BSC1010C MW 7:30
3 Dec. 2014
Canine Hip Dysplasia Canis lupus familiaris, the domestic dog, man’s best, and generally most expensive, friend; canines companions have been kept domestically for around 11-16 thousand years. In these years, among the most studied and most frustrating diseases in veterinary medicine is canine hip dysplasia. Canine hip dysplasia is a very common, genetic, developmental orthopedic disease in which an abnormal formation of the hip leads to looseness in the hip joints causing cartilage damage. This disease has been found both difficult to prevent and to treat. The treatment options, especially in advanced cases, that are available are very limited and often quite complex procedures.
So, what exactly is this disease? “Canine hip dysplasia is a developmental orthopedic disease. When a dog has dysplasia, it has an abnormal development of the ball-in-socket joint that makes up the hip. In a dysplastic hip, the ball (the head of the femur, or thighbone) and the socket (the acetabulum, a portion of the pelvis), do not fit together snugly. The result is a painful and damaging friction. When a dog bears its weight on the joint, the friction strains the joint capsule, which is a fibrous tissue that surrounds the joint and produces joint fluid. The straining then damages the cartilage and leads to the release of inflammatory proteins within the joint. Thus begins the cycle of cartilage destruction, inflammation, and pain the symptoms we associate with arthritis.”(VetCentric)
This is depicted in the image found on Dog Heirs website and shown below:
This particular disease can affect all breeds, including mixed breeds, but large and giant breeds have been found more commonly affected than small breeds. Some breeds are more genetically susceptible to the hip laxity that increases the change of an instance of hip dysplasia. A few of the most common breeds associated with this disease are the German Shepherd, Rottweiler, Labrador Retriever, Great Danes, Mastiffs, and Saint Bernard’s; and on the smaller scale, pugs, basset hounds, bulldogs, springer spaniels and cocker spaniels. There has even been a study to further research which larger dogs have the highest percentage of susceptibility; “The OFA has ranked many large breeds with this problems, in order of frequency with which they suffer from hip dysplasia. Among them, in order of frequency are Otterhounds (54%), Neapolitan Mastiffs (48%), St . Bernards (47%), Bloodhounds (26%), Newfoundlands (25%), Catahoula Hounds (25%), Chesapeake Bay Retrievers (21%), Rottweilers (20%), Golden Retrievers (20%), Norwegian Elkhounds (20%), Mastiffs (20%), Chows (19%), German Shepherds (19%), and Old English Sheepdogs (19%).”(Hines) The general signs and symptoms consist of: decreased activity due to low energy levels, difficulty rising, lameness in the back legs, reluctances to climb stairs as well as jump or stand on hind legs, bunny-hopping or swaggering gait, and soreness both after laying down and after heavy exercises. In advances cases it is not uncommon to observe an alteration in the dog’s stance to apply more of their weight to their front legs, as shown below:

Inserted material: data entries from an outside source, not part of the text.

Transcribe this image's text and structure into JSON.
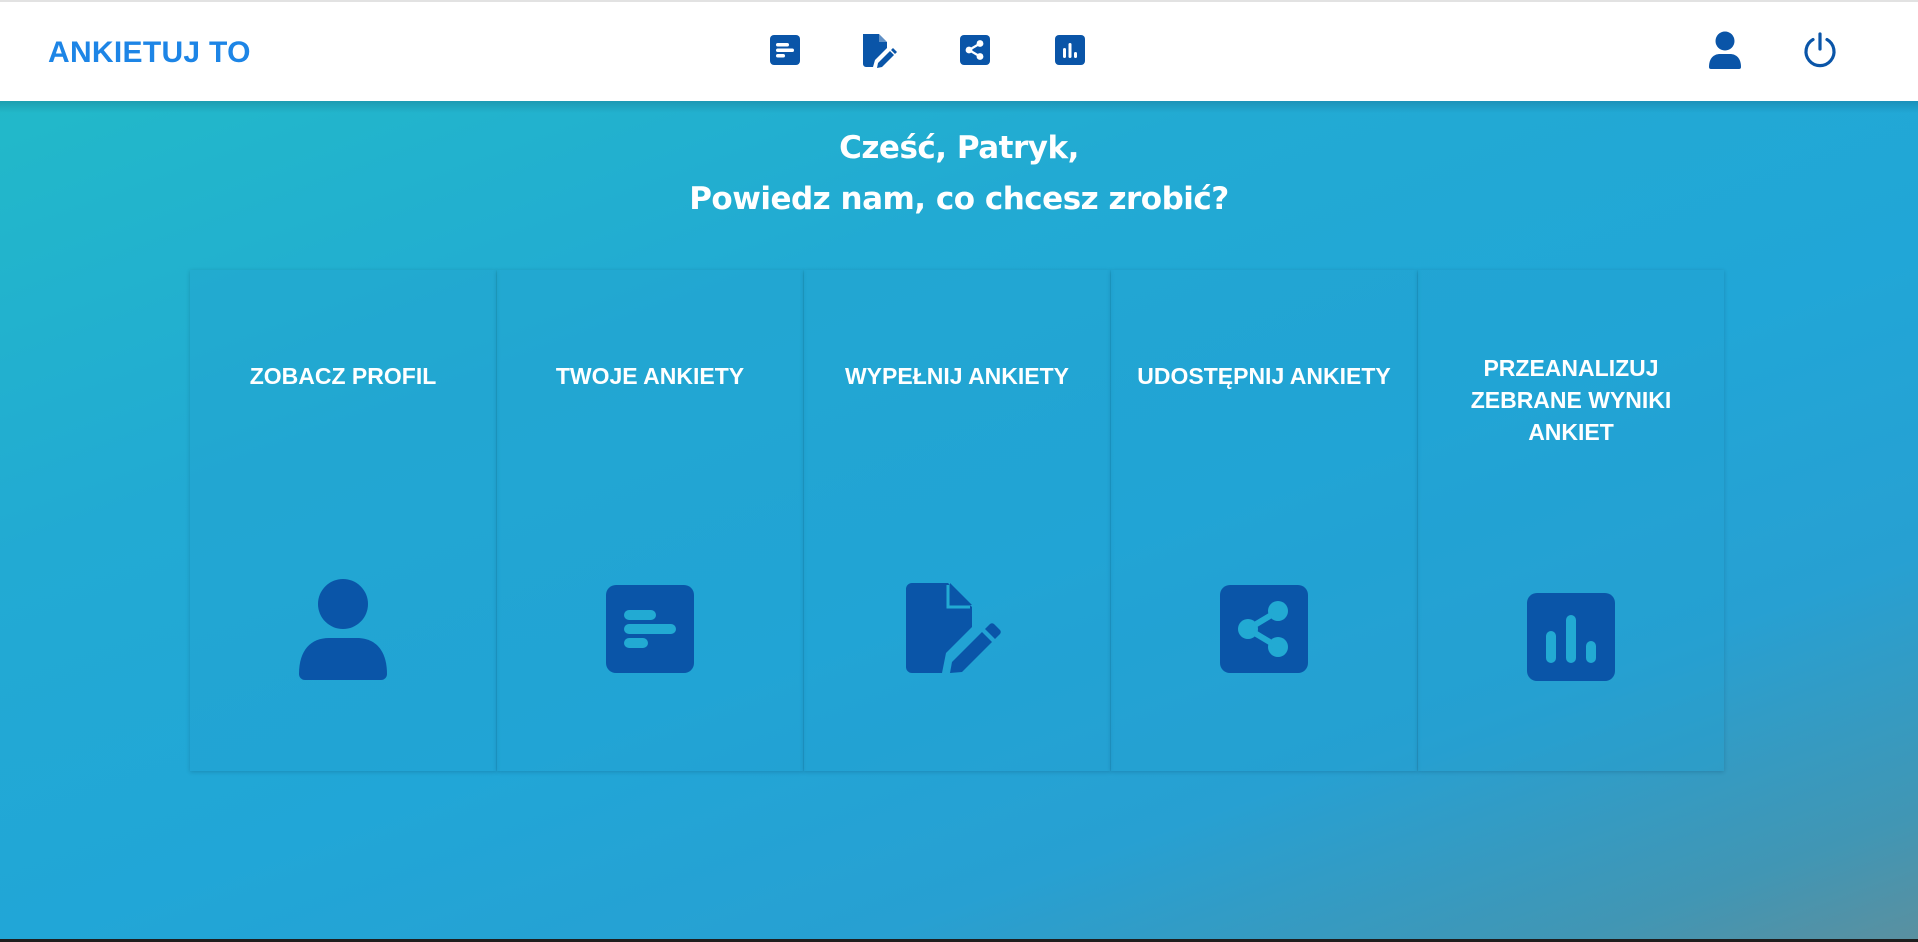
{
  "brand": {
    "title": "ANKIETUJ TO"
  },
  "navbar": {
    "icons": [
      "surveys-list-icon",
      "edit-document-icon",
      "share-icon",
      "bar-chart-icon"
    ],
    "right_icons": [
      "user-icon",
      "power-icon"
    ]
  },
  "greeting": {
    "line1": "Cześć, Patryk,",
    "line2": "Powiedz nam, co chcesz zrobić?"
  },
  "cards": [
    {
      "label": "ZOBACZ PROFIL",
      "icon": "user-icon"
    },
    {
      "label": "TWOJE ANKIETY",
      "icon": "surveys-list-icon"
    },
    {
      "label": "WYPEŁNIJ ANKIETY",
      "icon": "edit-document-icon"
    },
    {
      "label": "UDOSTĘPNIJ ANKIETY",
      "icon": "share-icon"
    },
    {
      "label": "PRZEANALIZUJ ZEBRANE WYNIKI ANKIET",
      "icon": "bar-chart-icon"
    }
  ],
  "colors": {
    "brand": "#1d85e6",
    "icon": "#0a55a8",
    "icon_inner": "#22aad3",
    "text_on_bg": "#ffffff",
    "navbar_bg": "#ffffff"
  }
}
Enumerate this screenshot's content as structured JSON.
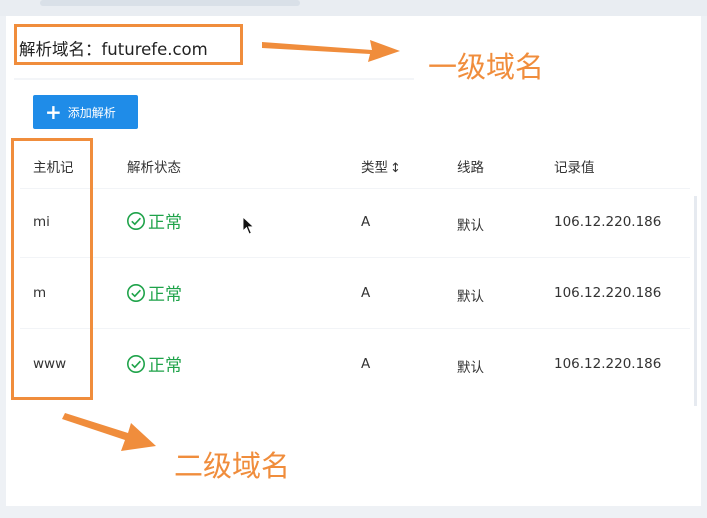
{
  "domain": {
    "label": "解析域名：",
    "value": "futurefe.com"
  },
  "toolbar": {
    "add_label": "添加解析",
    "add_icon": "plus-icon"
  },
  "table": {
    "headers": {
      "host": "主机记",
      "status": "解析状态",
      "type": "类型",
      "line": "线路",
      "value": "记录值"
    },
    "rows": [
      {
        "host": "mi",
        "status": "正常",
        "type": "A",
        "line": "默认",
        "value": "106.12.220.186"
      },
      {
        "host": "m",
        "status": "正常",
        "type": "A",
        "line": "默认",
        "value": "106.12.220.186"
      },
      {
        "host": "www",
        "status": "正常",
        "type": "A",
        "line": "默认",
        "value": "106.12.220.186"
      }
    ]
  },
  "annotations": {
    "first_level": "一级域名",
    "second_level": "二级域名"
  },
  "colors": {
    "accent": "#1f8ce8",
    "annotation": "#f08d3c",
    "status_ok": "#1fa34a"
  }
}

Diagnosing this disease is typically done using complete physical examinations as well as x-ray imaging. In dogs already showing outward signs of arthritis, it’s usually easy to recognize the changes in the joint through x-ray imaging, and looseness may even be felt during the physical exam. A slight issue is encountered in about half the instances of owners looking for determination, there are two methods developed for breeding purposes to ensure the breeder whether or not the animal is at a great risk for transmitting the disease to their offspring. These methods are OFA testing and the relatively new PennHip method, both of which are described in detail by Drs. Foster and Smith on their Pet Education website.
“OFA: The method used by the Orthopedic Foundation